(Dataset rows for apps and sites)
***

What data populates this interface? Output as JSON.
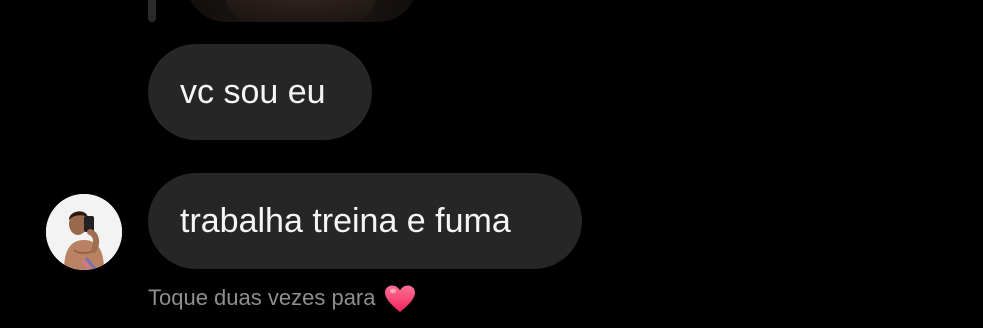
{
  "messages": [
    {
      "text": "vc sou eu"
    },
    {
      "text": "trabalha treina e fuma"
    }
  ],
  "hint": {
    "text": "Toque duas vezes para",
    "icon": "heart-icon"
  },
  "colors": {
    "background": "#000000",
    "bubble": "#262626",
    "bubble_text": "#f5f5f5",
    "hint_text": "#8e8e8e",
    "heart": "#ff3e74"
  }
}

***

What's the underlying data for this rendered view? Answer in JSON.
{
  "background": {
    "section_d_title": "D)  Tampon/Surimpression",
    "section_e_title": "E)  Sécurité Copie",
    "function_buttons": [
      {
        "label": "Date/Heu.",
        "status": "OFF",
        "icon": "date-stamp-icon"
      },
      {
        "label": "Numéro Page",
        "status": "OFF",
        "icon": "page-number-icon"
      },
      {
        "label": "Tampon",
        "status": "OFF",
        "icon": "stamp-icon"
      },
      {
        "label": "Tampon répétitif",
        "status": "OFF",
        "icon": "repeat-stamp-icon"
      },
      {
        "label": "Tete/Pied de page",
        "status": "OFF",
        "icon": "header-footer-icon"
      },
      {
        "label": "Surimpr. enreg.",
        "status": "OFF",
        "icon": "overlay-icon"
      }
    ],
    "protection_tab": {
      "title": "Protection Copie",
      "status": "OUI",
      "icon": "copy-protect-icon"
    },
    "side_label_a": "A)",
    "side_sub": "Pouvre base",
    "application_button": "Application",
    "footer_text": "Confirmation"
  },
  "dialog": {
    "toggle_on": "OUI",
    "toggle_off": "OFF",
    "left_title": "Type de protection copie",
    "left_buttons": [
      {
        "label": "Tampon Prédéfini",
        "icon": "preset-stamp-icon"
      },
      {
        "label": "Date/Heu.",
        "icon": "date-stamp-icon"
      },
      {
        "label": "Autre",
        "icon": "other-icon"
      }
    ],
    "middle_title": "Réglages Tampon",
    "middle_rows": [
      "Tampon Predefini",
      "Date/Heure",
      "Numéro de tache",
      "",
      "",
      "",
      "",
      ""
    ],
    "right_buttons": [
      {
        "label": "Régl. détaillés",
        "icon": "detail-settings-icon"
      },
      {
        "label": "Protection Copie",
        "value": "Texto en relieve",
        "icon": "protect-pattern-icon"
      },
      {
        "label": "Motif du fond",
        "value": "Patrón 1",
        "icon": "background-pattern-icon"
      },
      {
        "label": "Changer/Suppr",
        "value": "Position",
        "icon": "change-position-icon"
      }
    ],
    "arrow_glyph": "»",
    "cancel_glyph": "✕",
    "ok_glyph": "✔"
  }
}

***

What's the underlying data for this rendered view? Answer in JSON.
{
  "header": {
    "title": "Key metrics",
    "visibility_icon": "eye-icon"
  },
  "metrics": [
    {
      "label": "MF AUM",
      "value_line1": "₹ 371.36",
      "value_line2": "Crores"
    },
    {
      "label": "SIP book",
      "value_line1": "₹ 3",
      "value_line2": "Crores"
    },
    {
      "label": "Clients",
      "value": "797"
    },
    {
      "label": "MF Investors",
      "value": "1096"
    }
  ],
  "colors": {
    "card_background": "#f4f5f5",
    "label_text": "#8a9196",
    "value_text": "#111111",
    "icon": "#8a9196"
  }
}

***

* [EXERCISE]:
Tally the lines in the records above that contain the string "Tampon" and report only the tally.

* [SOLVED EXERCISE]:
6